Zorro (aka Don Diego de la Vega) was created by pulp fiction writer Johnston McCulley in 1919. This masked crusader for justice appeared several times on the big screen before the Disney company brought him to television. The show aired for two seasons until a legal battle between Disney and ABC put an end the series. In all, 78 episodes, at about 25 minutes each, were made. Another four 50-minute episodes were produced for Disney’s anthology show. It’s all on two new DVD sets with a few bonus features as well.

The Sign of the Z

Both six-disc sets come in black tins
Both six-disc sets come in black tins

It’s 1820. Los Angeles is a sleepy port town in a backwater of the Spanish empire. Don Diego de la Vega (the suave Guy Williams) is returning from Spain after receiving a troubling letter from his father. All is not well in Spanish California. The commandante in Los Angeles is demanding high taxes. Decent, law-abiding citizens are hauled off to prison for speaking out against the government. Priests are being bullied and Indians are being enslaved.

Will no one stand up to this injustice? Surely not Don Diego. All he wants to do is read his books and play his music. Little does anyone know that Diego has studied fencing in Spain. At night he dons a black cloak and mask. A secret passage in his bedroom leads down to a cave where he keeps his black horse, Toronado. Only his mute servant, Bernardo (Gene Sheldon), knows his true identity. (Sound familiar, Batman fans?)

The Fox So Cunning and Free

Every episode leads up to an action sequence or two. Zorro gets many opportunities to show off his fencing prowess. Thankfully, the camera stays back and captures the action without too much cutting (according to a bonus feature, it took up to five hours to film a sword fight). When the sword isn’t convenient, Zorro pulls out his whip. When all else fails he, or his alter ego, uses his wits. The rotund Sgt. Garcia (Henry Calvin) is easy to fool. The succession of bad guys and banditos are more clever.

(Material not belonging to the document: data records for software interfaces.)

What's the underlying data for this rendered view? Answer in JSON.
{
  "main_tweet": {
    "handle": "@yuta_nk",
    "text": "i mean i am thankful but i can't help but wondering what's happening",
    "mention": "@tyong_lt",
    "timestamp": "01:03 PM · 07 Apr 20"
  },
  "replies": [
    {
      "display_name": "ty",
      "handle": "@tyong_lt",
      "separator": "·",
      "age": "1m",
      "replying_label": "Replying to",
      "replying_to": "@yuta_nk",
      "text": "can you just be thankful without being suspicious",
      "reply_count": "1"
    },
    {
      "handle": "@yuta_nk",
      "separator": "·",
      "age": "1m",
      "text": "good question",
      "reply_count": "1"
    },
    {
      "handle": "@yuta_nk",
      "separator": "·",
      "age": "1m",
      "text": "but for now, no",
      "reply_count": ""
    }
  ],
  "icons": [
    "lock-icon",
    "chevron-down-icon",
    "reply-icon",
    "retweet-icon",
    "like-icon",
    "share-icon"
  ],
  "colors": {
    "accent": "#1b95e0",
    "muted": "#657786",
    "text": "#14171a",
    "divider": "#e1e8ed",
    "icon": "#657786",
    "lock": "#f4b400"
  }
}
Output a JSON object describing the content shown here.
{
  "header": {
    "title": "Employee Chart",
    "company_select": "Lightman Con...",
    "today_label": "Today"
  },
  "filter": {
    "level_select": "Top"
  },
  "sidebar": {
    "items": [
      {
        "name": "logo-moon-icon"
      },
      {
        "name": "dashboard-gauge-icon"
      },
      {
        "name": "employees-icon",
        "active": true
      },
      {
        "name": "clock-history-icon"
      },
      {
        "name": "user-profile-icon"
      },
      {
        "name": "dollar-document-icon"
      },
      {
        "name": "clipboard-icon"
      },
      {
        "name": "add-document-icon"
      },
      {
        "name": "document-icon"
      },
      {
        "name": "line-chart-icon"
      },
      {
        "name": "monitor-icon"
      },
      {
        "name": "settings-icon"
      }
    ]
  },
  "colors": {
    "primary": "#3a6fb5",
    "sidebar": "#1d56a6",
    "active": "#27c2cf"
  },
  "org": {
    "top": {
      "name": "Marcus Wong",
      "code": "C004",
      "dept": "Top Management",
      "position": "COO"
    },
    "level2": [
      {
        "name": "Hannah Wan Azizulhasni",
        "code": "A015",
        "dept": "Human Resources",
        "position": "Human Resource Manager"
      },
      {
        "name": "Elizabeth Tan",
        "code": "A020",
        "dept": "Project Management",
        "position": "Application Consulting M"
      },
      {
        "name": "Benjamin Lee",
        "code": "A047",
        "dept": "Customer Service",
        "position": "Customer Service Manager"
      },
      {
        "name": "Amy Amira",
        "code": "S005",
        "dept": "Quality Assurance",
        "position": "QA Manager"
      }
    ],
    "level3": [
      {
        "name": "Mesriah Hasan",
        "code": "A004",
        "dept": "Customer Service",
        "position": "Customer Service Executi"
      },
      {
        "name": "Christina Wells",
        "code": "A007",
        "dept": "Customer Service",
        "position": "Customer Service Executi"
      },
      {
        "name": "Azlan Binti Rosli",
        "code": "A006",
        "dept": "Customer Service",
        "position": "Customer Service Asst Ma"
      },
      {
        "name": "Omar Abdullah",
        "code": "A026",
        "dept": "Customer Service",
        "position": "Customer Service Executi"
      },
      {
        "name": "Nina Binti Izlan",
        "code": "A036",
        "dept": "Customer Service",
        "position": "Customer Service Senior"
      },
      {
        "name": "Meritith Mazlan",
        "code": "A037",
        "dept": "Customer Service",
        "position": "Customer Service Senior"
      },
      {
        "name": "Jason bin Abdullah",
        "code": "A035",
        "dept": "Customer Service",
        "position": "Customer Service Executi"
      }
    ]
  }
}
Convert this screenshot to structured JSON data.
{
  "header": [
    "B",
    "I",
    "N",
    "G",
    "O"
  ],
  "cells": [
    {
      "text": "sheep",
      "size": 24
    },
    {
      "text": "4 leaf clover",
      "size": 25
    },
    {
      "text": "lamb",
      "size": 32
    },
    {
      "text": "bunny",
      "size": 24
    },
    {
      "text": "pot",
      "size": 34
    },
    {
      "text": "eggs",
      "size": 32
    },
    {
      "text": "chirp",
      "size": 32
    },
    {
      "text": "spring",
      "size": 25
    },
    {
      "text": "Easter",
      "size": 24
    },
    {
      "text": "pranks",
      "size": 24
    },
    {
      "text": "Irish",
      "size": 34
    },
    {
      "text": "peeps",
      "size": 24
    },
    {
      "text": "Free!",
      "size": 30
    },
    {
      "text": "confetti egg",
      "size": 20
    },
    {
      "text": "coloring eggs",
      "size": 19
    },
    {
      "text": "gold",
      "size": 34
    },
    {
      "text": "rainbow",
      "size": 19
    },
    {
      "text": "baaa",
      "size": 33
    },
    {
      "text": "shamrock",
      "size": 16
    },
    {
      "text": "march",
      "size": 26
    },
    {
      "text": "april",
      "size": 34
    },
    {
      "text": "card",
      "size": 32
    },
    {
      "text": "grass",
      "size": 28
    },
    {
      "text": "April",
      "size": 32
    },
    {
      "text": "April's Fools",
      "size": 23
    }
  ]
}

The scripts don’t set Zorro apart, but the production values do. In addition to the swordplay, there are plenty of chase scenes involving horses and carriages. The outdoor shooting locations, sometimes enhanced by matte paintings, give the episodes a true western feel. When there is no need for plot or action, there are musical or dance interludes. It’s a lot to pack into a 25-minute episode, and it keeps the show fun.

DVD Extras

Both six-disc sets come in black tins and include a certificate of authenticity, a publicity still of Guy Williams in costume, and a Zorro pin.

The first disc of each set has an introduction by Leonard Maltin, who gives a little background on the series.

The Season One set has two complete episodes of Disney’s weekly anthology show from 1960, featuring 50-minute Zorro adventures. The Season Two set has two more 50-minute episodes from 1961.

Also in the first season set is a three-minute excerpt from the anthology show, which has Walt Disney talking to the Mouseketeers about Zorro. The Life and Legend of Zorro (12 minutes) starts with a brief history of the character and then focuses mainly on the production of the television series.

On the second season set is Behind the Mask (8 minutes), about Guy Williams. It includes interviews with Guy Williams Jr. and Buddy Van Horn, who did stunts for Williams. In A Trip to the Archives (8 minutes), Maltin and Williams Jr. look at some old Zorro costumes and memorabilia.

Picture and Sound

The picture is in the original black and white with a 1.33:1 aspect ratio. The sound is 2-channel Dolby mono. Viewing these discs will give the audience the experience of watching 1950s television without the degradation of quality that can happen after 50 years.

How to Use These DVDs

Watch one or two episodes at a time. Check out the bonus features when you get to disc six.